  2. ^ Mukherji, Badal; Pattanaik, Prasanta K.; Sundrum, R.M. (April–June 1980). "Rationing, Price Control and Black Marketing". Indian Economic Review. XV (2). Delhi, India: University of Delhi: 99–118. doi:10.1007/s41775-019-00074-1. ISSN 0019-4670. JSTOR 41343884. Retrieved 27 April 2024.
  3. ^ Islahi, Abdul Azim (August 2015). "IBN KHALDUN'S THEORY OF TAXATION AND ITS RELEVANCE" (PDF). Turkish Journal of Islamic Economics. 2 (2): 1–19. doi:10.15238/tujise.2015.2.2.1-19. ISSN 2148-3809. Retrieved 25 April 2024.
  4. ^ Pigou, Arthur (1932). The Economics of Welfare (4th ed.). London: Macmillan. Archived from the original on 26 January 2017. Retrieved 25 April 2024.
  5. ^ Tusak-Loehman, Edna (August 1970). OPTIMAL RESOURCE ALLOCATION AND SOME TECHNIQUES OF OPTIMIZATION. Purdue University.
  6. ^ Coase, Ronald H. (November 1937). "The Nature of the Firm". Economica. 4 (16). London: LSE: 386–405. doi:10.1111/j.1468-0335.1937.tb00002.x. JSTOR 2626876. Retrieved 27 April 2024.
  7. ^ Tirole, Jean (February 2012). "Overcoming Adverse Selection: How Public Intervention Can Restore Market Functioning". American Economic Review. 102 (1): 29–59. doi:10.1257/aer.102.1.29. Retrieved 29 March 2024.
  8. ^ Warhurst, Chris (2008). "The knowledge economy, skills and government labour market intervention". Policy Studies. 29 (1). Routledge: 71–86. doi:10.1080/01442870701848053. Retrieved 29 March 2024.

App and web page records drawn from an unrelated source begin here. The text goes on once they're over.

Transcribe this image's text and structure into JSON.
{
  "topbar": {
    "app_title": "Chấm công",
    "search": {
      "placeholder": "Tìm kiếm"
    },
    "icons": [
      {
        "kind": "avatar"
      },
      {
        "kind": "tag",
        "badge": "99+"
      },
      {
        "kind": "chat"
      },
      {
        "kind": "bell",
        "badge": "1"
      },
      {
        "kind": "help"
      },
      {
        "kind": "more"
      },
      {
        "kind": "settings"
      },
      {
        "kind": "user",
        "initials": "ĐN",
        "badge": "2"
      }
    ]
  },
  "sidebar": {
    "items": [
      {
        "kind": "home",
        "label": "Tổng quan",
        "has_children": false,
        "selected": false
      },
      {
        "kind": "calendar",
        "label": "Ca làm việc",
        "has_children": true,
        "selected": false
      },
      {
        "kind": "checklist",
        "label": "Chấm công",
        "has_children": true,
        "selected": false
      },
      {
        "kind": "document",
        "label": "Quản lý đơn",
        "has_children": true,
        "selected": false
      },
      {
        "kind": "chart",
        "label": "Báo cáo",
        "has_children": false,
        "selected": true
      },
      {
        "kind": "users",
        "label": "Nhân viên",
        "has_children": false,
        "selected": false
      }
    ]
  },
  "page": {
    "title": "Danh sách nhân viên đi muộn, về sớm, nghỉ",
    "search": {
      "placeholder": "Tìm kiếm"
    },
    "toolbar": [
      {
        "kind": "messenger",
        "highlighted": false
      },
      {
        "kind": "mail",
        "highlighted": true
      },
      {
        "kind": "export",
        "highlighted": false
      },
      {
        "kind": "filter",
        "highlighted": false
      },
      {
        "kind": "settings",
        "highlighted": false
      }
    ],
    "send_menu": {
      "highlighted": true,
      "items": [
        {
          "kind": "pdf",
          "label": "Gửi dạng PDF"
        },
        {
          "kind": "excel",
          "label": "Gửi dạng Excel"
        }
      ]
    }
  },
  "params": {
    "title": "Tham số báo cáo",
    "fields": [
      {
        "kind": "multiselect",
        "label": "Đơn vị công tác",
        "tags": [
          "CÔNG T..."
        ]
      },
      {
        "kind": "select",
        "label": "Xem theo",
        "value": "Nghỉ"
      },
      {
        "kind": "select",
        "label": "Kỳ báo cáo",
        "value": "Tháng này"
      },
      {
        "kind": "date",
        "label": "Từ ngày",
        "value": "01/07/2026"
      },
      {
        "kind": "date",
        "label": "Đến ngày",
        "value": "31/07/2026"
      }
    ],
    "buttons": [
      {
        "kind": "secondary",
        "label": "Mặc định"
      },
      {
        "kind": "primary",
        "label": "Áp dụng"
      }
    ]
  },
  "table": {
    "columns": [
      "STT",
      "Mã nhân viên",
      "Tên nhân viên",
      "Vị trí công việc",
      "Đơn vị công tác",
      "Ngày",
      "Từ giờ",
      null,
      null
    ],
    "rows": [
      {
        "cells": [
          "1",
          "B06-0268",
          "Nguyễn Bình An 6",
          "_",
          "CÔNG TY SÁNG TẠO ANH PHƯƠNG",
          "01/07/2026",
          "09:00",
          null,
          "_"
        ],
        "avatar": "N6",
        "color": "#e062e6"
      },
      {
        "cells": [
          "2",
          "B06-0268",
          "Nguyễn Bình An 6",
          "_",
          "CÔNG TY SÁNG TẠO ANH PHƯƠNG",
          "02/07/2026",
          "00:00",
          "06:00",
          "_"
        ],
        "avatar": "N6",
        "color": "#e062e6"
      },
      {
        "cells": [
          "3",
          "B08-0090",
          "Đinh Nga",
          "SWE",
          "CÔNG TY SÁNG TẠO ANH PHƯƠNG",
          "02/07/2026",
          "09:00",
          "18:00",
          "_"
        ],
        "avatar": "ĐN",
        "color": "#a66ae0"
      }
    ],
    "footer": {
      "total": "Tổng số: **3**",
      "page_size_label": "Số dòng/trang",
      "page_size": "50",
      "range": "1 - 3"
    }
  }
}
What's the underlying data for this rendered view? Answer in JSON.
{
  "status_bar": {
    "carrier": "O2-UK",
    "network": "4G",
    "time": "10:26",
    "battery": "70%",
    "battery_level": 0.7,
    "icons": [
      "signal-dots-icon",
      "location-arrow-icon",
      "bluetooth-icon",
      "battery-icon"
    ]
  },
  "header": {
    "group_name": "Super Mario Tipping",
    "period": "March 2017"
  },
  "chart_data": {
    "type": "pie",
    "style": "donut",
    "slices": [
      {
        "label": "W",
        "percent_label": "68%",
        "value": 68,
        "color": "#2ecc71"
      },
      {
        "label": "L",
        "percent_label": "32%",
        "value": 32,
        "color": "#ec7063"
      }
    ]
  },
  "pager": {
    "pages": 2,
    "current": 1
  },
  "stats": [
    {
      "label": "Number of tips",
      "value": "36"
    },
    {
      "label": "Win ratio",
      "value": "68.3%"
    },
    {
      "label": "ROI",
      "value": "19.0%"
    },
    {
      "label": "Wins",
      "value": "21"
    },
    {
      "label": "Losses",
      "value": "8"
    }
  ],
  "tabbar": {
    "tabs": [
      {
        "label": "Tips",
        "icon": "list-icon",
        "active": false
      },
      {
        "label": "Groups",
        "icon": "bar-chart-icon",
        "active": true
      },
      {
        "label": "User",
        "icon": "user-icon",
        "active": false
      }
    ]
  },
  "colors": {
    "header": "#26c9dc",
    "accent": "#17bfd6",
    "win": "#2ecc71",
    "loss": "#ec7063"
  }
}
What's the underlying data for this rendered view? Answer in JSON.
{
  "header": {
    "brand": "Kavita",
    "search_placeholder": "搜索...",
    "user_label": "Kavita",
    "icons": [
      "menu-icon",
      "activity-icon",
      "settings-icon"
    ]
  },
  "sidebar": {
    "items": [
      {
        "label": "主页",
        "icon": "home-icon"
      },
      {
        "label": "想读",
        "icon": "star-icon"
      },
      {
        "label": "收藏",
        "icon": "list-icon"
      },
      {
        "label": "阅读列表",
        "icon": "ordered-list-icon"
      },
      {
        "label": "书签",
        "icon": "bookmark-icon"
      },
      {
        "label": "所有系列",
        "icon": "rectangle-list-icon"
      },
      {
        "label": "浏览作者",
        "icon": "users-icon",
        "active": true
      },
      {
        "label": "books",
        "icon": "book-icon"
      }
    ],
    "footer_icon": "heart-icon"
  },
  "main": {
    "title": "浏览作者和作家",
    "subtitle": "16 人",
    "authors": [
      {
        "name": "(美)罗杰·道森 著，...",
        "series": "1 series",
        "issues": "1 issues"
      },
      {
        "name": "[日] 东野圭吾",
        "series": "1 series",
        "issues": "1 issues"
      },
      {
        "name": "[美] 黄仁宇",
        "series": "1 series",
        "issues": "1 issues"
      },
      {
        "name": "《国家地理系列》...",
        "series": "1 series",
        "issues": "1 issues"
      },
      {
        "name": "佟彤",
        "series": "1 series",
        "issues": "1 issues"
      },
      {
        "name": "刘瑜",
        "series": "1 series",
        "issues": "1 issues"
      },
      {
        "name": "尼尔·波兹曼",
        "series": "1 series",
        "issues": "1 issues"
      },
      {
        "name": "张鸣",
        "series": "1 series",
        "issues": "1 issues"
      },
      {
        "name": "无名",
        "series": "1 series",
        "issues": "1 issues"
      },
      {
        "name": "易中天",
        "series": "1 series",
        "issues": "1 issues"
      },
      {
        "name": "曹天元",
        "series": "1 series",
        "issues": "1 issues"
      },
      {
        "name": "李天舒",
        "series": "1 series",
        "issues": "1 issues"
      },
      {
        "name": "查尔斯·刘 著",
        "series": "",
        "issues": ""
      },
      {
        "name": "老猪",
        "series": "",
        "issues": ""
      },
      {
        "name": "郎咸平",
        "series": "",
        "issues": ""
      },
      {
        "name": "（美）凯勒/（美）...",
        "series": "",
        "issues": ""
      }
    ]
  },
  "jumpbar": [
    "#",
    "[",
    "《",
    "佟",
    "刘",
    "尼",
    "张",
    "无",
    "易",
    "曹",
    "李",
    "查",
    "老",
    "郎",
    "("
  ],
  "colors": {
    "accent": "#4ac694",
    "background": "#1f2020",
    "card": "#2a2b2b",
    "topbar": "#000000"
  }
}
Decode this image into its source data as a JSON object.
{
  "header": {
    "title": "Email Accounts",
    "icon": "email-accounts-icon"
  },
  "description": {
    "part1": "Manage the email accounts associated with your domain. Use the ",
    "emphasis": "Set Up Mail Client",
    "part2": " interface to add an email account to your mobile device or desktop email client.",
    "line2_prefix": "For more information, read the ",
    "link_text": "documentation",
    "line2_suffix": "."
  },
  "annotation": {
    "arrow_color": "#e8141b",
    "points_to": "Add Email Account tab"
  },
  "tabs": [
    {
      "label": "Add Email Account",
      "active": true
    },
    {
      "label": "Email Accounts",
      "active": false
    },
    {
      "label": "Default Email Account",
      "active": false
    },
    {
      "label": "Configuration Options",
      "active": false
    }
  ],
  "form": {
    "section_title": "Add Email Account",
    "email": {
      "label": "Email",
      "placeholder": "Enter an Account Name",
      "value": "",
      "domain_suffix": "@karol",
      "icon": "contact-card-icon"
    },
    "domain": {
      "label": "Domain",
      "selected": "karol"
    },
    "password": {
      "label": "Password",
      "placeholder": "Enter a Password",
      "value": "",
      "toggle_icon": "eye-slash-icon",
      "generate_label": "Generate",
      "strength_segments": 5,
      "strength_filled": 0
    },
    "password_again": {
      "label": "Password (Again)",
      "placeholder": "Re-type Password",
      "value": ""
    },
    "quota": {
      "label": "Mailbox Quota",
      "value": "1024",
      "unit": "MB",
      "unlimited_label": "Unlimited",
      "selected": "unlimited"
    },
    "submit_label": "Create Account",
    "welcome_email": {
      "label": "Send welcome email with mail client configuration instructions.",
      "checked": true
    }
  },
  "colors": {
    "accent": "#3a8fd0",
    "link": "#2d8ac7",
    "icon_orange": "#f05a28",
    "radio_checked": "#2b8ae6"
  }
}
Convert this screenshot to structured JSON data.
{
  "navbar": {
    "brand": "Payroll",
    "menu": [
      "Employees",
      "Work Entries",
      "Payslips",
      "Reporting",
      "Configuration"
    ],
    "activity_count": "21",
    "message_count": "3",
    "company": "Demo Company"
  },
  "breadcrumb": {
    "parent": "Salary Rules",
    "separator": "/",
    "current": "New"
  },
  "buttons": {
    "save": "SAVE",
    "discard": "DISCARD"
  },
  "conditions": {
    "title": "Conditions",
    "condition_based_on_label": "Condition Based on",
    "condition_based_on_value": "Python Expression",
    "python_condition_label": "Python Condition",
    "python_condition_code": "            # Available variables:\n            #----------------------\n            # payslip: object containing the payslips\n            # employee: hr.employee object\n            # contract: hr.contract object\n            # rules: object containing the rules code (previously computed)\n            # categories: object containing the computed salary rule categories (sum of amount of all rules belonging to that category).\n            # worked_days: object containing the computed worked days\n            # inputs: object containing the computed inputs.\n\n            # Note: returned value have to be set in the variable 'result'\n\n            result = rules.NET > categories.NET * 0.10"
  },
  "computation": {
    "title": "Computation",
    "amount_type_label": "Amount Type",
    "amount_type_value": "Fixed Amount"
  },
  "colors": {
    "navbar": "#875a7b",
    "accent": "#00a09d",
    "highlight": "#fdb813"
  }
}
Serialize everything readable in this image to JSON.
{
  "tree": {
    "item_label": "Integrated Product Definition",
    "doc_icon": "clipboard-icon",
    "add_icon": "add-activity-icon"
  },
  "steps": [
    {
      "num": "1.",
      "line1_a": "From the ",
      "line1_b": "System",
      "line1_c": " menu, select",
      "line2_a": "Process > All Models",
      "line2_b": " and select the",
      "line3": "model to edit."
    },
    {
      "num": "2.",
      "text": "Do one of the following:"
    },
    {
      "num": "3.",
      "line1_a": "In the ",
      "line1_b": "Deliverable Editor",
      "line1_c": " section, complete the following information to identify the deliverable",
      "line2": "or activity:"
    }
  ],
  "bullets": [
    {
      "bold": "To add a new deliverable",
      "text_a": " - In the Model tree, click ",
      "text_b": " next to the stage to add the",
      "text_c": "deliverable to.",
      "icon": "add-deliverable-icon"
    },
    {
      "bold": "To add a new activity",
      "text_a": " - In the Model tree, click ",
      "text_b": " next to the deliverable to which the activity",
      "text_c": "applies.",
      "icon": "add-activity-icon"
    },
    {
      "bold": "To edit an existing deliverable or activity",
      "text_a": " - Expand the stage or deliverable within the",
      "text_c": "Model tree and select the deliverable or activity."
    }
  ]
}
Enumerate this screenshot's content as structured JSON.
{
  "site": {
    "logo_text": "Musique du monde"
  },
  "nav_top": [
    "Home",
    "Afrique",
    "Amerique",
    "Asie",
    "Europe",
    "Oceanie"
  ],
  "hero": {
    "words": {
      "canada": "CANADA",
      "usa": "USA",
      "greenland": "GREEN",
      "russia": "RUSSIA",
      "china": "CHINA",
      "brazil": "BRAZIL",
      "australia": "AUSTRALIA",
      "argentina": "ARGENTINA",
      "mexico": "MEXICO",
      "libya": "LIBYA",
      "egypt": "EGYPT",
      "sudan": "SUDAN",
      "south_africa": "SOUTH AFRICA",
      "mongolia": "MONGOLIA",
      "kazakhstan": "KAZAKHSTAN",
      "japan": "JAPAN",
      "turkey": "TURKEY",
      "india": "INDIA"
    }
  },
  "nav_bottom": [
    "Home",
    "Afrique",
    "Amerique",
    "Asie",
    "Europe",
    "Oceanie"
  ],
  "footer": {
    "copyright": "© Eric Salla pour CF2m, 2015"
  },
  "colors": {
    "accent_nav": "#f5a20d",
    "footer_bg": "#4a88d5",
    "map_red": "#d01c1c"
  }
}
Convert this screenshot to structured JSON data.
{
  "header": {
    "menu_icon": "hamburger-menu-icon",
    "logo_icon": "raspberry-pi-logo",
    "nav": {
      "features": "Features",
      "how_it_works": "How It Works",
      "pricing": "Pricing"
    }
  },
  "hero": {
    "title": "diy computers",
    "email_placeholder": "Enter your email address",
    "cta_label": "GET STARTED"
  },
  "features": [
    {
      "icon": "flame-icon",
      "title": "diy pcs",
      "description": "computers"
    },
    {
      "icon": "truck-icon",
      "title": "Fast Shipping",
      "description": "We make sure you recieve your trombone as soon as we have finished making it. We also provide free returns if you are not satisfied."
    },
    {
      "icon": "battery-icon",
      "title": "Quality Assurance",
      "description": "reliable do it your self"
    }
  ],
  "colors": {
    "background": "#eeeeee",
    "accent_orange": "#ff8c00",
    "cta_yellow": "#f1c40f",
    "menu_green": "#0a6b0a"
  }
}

  9. ^ Towse, Ruth; Handke, Christian; Stepan, Paul (19 September 2008). "THE ECONOMICS OF COPYRIGHT LAW: A STOCKTAKE OF THE LITERATURE". Review of Economic Research on Copyright Issues. 5 (1). William S. Hein & Company: 1–22. SSRN 1227762. Retrieved 25 April 2024.
  10. ^ Manning, Alan (April 2004). Booth, Alison (ed.). "Monopsony and the Efficiency of Labour Market Interventions". Labour Economics. 11 (2). Elsevier: 145–163. doi:10.1016/j.labeco.2003.09.003. ISSN 0927-5371. Retrieved 25 April 2024.
  11. ^ Singh, Sukudhew (1 March 2023). "Emerging Market Perspectives: The Case for Intervention". Finance & Development. 60 (1). International Monetary Fund: 73. doi:10.5089/9798400233708.022. ISSN 0015-1947. Retrieved 25 April 2024.
  12. ^ Hazell, P. B. R.; Scandizzo, P. L. (1975). "Market Intervention Policies When Production Is Risky". Journal of Agricultural Economics. 57 (4): 641–649. doi:10.2307/1238882. JSTOR 1238882. Retrieved 29 March 2024.
  1. Durlauf, Steven N., and Lawrence Blume, eds. The New Palgrave Dictionary of Economics. 2nd ed. Basingstoke, Hampshire ; Palgrave Macmillan, 2008.
  2. Krugman, Paul. "Cycles of conventional wisdom on economic development." International Affairs 71.4 (1995): 717-732.